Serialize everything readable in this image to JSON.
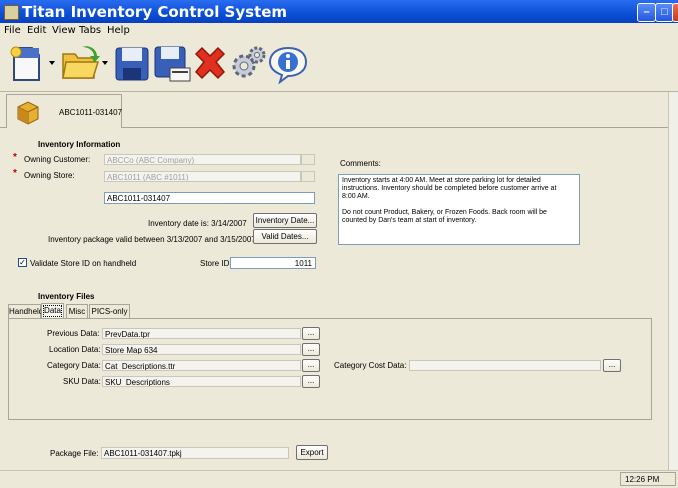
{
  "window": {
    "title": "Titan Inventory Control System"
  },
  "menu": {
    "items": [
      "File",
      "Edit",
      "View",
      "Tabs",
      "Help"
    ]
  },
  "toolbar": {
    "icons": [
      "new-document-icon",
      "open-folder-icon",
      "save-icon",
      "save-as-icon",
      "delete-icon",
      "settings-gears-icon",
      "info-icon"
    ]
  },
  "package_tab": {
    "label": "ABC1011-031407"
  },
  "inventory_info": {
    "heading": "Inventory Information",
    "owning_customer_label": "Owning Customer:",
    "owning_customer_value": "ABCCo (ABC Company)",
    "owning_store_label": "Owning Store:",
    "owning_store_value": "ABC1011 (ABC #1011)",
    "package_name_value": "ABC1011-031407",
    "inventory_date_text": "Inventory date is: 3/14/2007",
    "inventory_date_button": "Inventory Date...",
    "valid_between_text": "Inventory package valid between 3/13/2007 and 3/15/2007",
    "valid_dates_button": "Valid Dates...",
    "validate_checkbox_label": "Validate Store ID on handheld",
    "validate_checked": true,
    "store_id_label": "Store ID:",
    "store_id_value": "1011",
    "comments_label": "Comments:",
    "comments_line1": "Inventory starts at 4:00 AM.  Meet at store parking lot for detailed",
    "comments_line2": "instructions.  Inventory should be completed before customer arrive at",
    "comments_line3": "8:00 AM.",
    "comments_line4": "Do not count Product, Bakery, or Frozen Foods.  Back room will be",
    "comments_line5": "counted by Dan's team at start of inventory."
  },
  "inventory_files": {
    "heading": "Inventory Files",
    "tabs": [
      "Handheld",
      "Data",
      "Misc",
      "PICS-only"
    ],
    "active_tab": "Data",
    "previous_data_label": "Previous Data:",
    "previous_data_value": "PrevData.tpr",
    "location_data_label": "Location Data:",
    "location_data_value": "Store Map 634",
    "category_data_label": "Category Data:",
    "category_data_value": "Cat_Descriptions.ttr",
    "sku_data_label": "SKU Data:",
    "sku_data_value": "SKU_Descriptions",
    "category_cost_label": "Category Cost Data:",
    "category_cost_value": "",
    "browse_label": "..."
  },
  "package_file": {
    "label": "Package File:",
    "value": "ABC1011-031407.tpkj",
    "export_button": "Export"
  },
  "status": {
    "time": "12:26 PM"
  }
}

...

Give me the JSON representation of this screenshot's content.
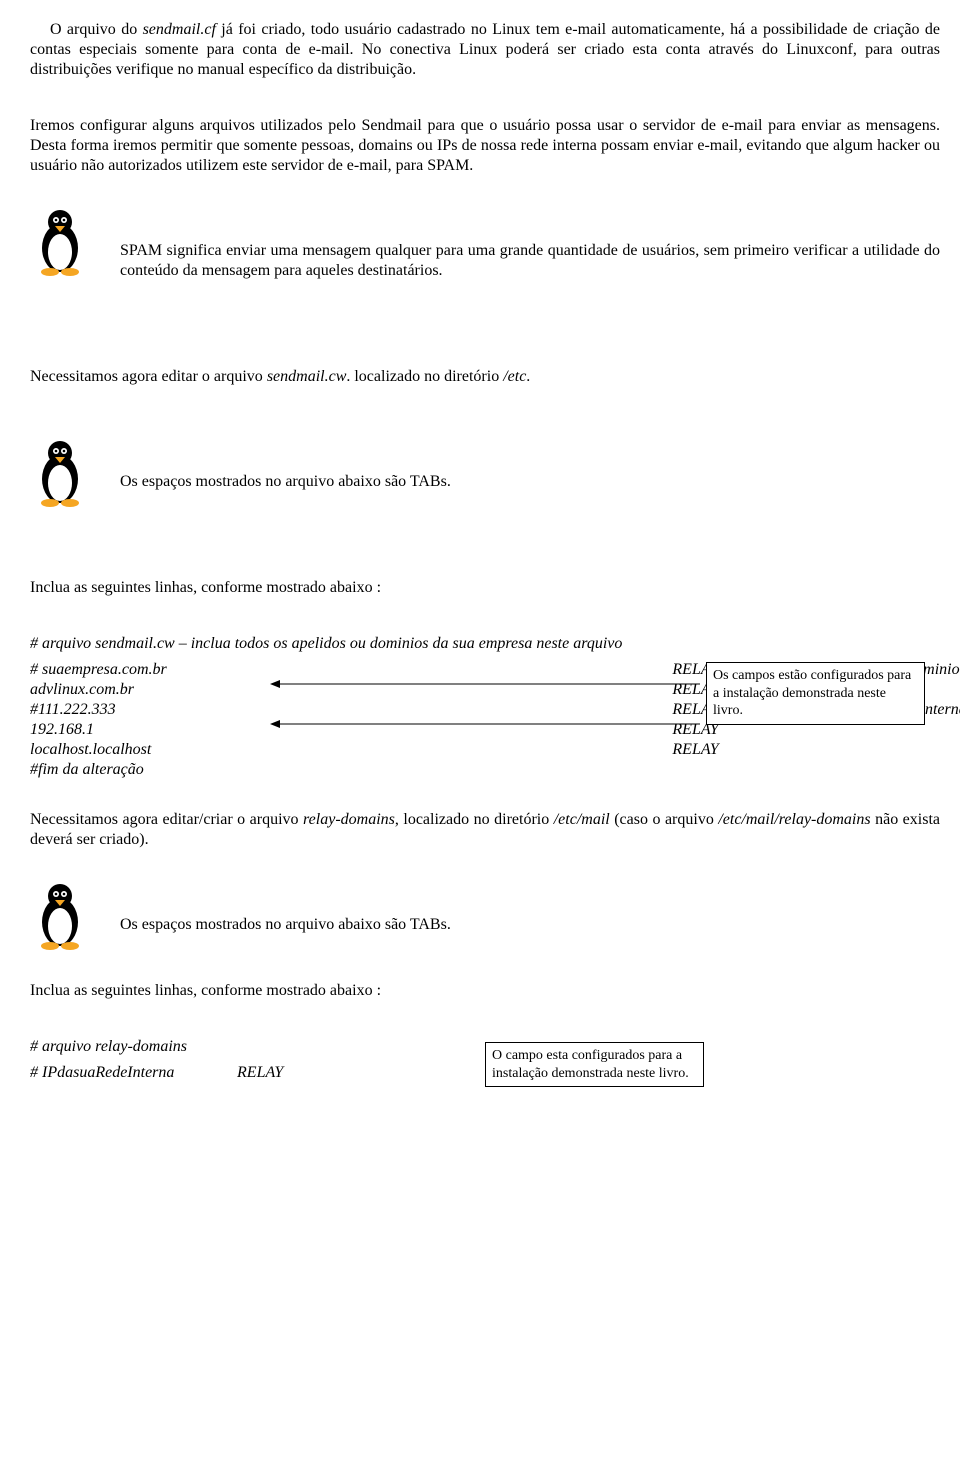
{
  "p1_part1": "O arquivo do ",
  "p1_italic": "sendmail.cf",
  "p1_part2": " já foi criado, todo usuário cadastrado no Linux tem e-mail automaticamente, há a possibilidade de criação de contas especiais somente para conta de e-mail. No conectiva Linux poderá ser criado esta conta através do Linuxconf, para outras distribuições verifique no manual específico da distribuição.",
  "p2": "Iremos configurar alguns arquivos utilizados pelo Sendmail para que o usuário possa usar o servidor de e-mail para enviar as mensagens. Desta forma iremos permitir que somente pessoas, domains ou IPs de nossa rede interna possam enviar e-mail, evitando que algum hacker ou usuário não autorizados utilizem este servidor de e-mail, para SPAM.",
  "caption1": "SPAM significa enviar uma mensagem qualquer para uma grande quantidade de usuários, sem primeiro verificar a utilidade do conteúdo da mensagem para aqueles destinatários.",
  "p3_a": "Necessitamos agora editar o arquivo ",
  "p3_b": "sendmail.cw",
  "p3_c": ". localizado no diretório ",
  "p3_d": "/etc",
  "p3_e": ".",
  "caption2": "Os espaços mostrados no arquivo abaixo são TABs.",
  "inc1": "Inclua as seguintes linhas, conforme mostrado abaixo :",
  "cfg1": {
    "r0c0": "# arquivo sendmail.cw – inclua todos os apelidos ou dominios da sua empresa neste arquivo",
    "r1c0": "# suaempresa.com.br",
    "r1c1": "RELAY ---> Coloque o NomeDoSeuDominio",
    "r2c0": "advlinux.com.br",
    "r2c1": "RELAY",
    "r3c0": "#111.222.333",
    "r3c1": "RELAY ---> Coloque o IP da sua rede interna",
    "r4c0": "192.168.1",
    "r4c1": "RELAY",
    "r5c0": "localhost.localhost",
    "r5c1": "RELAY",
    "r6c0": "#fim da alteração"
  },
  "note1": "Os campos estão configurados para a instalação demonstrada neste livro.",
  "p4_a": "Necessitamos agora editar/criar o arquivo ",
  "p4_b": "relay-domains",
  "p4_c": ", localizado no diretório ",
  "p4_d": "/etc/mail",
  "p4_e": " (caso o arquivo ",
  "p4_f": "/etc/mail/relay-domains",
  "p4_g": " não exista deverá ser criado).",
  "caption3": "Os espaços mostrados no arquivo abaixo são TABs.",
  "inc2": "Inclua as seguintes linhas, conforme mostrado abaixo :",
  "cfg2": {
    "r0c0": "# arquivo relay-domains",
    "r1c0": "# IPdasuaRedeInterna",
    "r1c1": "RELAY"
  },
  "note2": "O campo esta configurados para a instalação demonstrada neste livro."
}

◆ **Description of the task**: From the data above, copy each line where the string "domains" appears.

◆ **Result of the exercise**:
  "p2": "Iremos configurar alguns arquivos utilizados pelo Sendmail para que o usuário possa usar o servidor de e-mail para enviar as mensagens. Desta forma iremos permitir que somente pessoas, domains ou IPs de nossa rede interna possam enviar e-mail, evitando que algum hacker ou usuário não autorizados utilizem este servidor de e-mail, para SPAM.",
  "p4_b": "relay-domains",
  "p4_f": "/etc/mail/relay-domains",
    "r0c0": "# arquivo relay-domains",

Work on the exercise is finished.